Control Services are a mechanism we can use to implement security control measures. I wrote this blog to demonstrate that controls are real things, which we should carefully consider; not just line items on a spreadsheet.
The Common Understanding Of Controls
I’ve seen very varied levels of understanding on control measures.
The most crude level of control implementation I have seen is where a project just runs through an excel with a list of questions. For example, they will simply ask the question “is the web server traffic authenticated?” and a technical person says “yes”.
That’s not really a control so much as it is a check of the current state. Some people argue that the exercise of running through the checklist and answering those questions is a control – and to a limited extent I can except that; This basic checking is better than no checking. However, There are varying levels of control, I tend to think about controls in terms of continuous control.
Its important to note there is a balance to be had; In designing any solution you need to think about your requirements, and you need to think about effort, vs return. Its just as easy to over engineer things as it is to under engineer them. Every now and then when I am designing something I stand back and ask myself – is this too much?
The subject of fully modelling security will take a few blogs, and wont try to cover everything here. A lot can be said around FAIR / SABSA way of doing things. There’s a whole bunch of related concepts and elements that I am not covering here.
The Control Measure
There are many frameworks out there that have security controls – for example the Cloud Security Alliance has the Cloud Controls Matrix. When representing a control it can be modeled in standard ArchiMate as a Goal element. Those of us using BiZZdesign’s Enterprise Studio (BES) have a set of elements especially for risk management – so we can represent them directly. In our example we are going to use a fairly simple control – Authentication – a standard control that exists in any number of frameworks. Figure 1 – shows how a control service realizes a control. In BES security controls can be modeled in figure 1.
For those using BES, Control Services can be created in a risk and security view. Although that view type only has a few elements in the create window, its possible to paste architecture from other views into a risk and security view. Enterprise studio will also allow you to assign a control strength to a control and has a number of features relating to modelling risk and security. Control services in BES – have a padlock next to them.
Showing a control service within your architecture
Representing a control service as part of an architecture model is easy. so as an example if I created my Authentication Control Service you could see it represented on a diagram like this:
In this case I have associated my service with some application components. Already this beats the approach of just saying “yes, we have authentication”. Its showing how our controls are implemented; we can see exactly where in our architecture our control is enforced.
Designing a Control Service
The authentication control is a simple example, but right from the beginning I can ask some simple questions:

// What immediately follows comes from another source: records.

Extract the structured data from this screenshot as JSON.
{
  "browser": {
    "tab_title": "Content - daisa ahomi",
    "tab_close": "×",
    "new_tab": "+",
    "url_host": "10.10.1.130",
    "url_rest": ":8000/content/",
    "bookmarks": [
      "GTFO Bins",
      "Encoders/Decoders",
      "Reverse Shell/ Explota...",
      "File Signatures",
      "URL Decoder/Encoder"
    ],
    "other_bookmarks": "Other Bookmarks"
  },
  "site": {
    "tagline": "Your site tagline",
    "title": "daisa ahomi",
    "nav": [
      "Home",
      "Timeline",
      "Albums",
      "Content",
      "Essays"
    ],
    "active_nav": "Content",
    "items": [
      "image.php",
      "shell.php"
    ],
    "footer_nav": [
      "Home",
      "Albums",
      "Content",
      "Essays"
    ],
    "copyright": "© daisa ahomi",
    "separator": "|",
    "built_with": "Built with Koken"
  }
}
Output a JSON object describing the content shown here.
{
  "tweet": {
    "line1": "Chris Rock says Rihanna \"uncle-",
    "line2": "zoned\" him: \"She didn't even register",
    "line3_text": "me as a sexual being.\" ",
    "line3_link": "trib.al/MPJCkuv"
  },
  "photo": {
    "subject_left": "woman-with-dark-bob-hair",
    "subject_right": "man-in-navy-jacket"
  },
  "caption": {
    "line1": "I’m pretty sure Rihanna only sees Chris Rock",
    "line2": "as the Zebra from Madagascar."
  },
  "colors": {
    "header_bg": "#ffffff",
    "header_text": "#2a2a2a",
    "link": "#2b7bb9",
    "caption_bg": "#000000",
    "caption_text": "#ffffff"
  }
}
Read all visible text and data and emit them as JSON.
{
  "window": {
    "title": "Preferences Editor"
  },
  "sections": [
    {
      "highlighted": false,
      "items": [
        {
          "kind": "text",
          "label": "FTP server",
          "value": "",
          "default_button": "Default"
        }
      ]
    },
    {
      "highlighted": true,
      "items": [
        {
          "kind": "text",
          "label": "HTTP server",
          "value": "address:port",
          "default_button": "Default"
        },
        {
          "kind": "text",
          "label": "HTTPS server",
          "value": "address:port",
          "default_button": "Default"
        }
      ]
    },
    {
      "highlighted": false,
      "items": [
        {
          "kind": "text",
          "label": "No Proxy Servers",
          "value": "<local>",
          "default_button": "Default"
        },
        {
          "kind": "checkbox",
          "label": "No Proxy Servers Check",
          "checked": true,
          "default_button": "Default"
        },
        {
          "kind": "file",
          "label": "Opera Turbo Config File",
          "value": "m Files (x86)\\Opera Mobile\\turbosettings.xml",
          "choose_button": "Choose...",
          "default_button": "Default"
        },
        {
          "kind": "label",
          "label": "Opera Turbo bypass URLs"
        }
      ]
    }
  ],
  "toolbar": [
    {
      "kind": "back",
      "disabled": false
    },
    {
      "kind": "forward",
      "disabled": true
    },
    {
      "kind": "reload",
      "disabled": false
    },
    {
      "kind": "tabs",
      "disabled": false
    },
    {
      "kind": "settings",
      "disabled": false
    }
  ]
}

- How do I ensure that control is being continually achieved?
- What do I want to happen if things fail?
- How much of this control can I automate?
I was talking to a colleague about implementing this kind of a control in a conversation in the office and I came up with something like this:
Figure 3 was a quick view drawn to support a conversation, during a conversation. Its not a complete architecture but it does show some elements we can use to control authentication at an application layer. This control would be fairly easy to scale because it doesn’t rely on any person to check it. It leverages policies in active directory, and in this simple example I was demonstrating that we need a mechanism that shows continuous control.
You can see I was showing that we do not just need an authentication mechanism but we also need a mechanism to ensure its applied – you can have the best burglar alarm in the world, but if you don’t switch it on, its useless.
The view doesn’t cover all the IT Aspects; In itself it raises other questions we would need to answer in other views; for example:
- Where would we run the different application components?
- Who supports this architecture?
- How would it be deployed?
- How are these things supporting business needs?
- What are the motivations for this?
- What are the Key Performance Indicators & How Would I Implement Them?
In my example I am showing an application level control service – I can also have business or technology layer control services. There’s also nothing to stop me realizing a security control with a number of different control services or a combination of them.
So Why Bring All This Up?
Controls are important. The point of this blog wasn’t so much to show how to properly design a control service, as it was to show that there are varying levels of control you can apply in architecture, and hopefully to get people to think more seriously about what applying a control actually means.
I have spoken about requirements realization before – I tend to think of controls in a similar way – it is not enough to say we have controls in place – we need to understand how we have controls in place.
Controls need to be considered as an integral part of architecture design, and should not be an afterthought. If you design controls into architecture audits become significantly cheaper, because you do not need to burn so much time hunting for answers to auditor questions – you are continuously ensuring a well designed solution which does not only satisfy the needs of the auditors but is also built to actually protect the Information running through our systems.